» **What is being asked**
The result should be an exact copy of the data, free of pictures.

Interface dataset entries
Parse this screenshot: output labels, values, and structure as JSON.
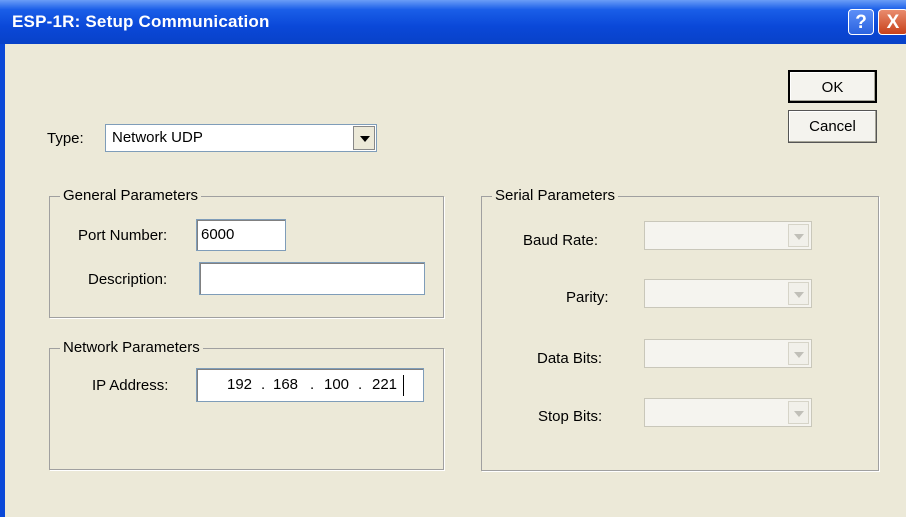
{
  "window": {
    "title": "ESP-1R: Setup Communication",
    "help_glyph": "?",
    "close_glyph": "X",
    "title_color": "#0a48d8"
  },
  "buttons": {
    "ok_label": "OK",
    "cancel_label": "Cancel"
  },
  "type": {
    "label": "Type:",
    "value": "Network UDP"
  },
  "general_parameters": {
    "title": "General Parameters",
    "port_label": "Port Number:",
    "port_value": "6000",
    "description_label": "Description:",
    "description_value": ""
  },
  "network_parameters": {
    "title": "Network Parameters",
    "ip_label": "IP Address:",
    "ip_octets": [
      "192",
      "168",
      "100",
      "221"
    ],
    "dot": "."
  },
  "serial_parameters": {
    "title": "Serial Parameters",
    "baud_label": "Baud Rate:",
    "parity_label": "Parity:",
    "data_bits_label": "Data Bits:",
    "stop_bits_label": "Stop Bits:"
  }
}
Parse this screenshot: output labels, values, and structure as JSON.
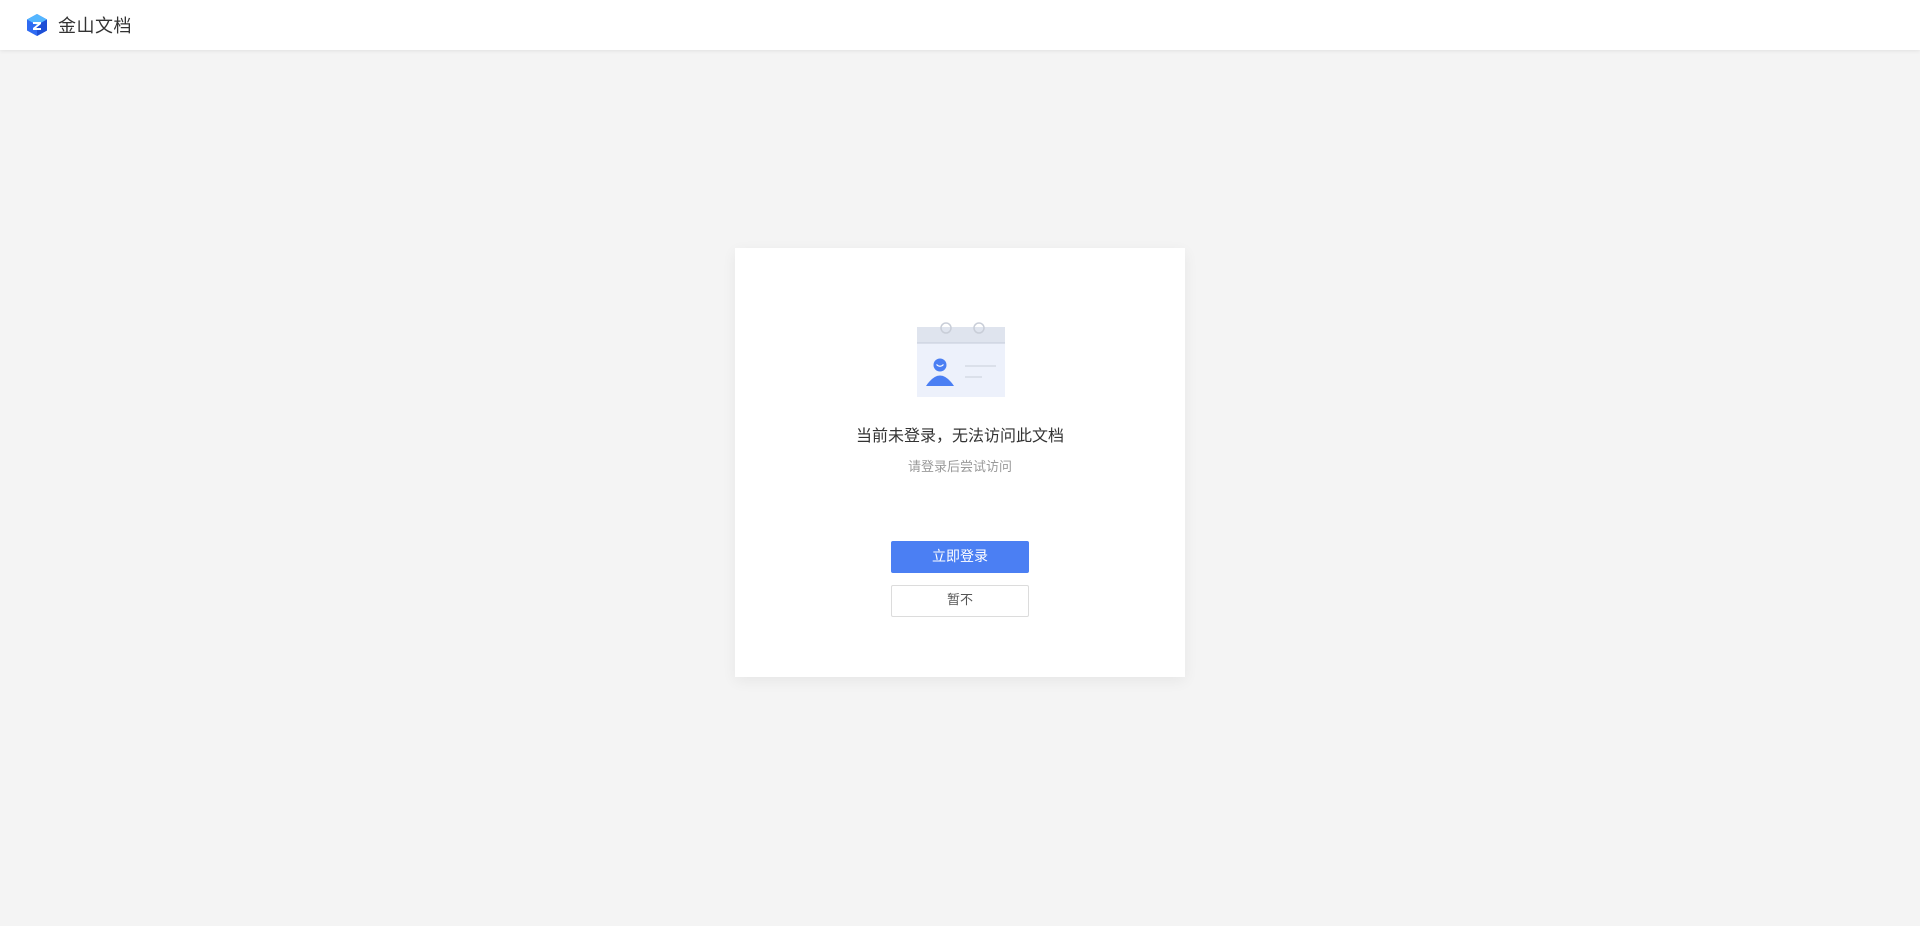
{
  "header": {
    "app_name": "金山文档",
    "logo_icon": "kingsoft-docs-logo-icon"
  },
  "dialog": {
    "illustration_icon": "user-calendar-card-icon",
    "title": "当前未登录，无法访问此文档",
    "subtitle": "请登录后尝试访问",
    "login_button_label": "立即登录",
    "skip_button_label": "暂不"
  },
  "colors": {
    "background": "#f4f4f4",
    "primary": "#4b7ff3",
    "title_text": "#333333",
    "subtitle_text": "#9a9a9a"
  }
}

» **The completed task**
Parse this screenshot: output labels, values, and structure as JSON.
{
  "window": {
    "title": "ESP-1R: Setup Communication",
    "help_glyph": "?",
    "close_glyph": "X",
    "title_color": "#0a48d8"
  },
  "buttons": {
    "ok_label": "OK",
    "cancel_label": "Cancel"
  },
  "type": {
    "label": "Type:",
    "value": "Network UDP"
  },
  "general_parameters": {
    "title": "General Parameters",
    "port_label": "Port Number:",
    "port_value": "6000",
    "description_label": "Description:",
    "description_value": ""
  },
  "network_parameters": {
    "title": "Network Parameters",
    "ip_label": "IP Address:",
    "ip_octets": [
      "192",
      "168",
      "100",
      "221"
    ],
    "dot": "."
  },
  "serial_parameters": {
    "title": "Serial Parameters",
    "baud_label": "Baud Rate:",
    "parity_label": "Parity:",
    "data_bits_label": "Data Bits:",
    "stop_bits_label": "Stop Bits:"
  }
}
Parse this screenshot: output labels, values, and structure as JSON.
{
  "header": {
    "app_name": "金山文档",
    "logo_icon": "kingsoft-docs-logo-icon"
  },
  "dialog": {
    "illustration_icon": "user-calendar-card-icon",
    "title": "当前未登录，无法访问此文档",
    "subtitle": "请登录后尝试访问",
    "login_button_label": "立即登录",
    "skip_button_label": "暂不"
  },
  "colors": {
    "background": "#f4f4f4",
    "primary": "#4b7ff3",
    "title_text": "#333333",
    "subtitle_text": "#9a9a9a"
  }
}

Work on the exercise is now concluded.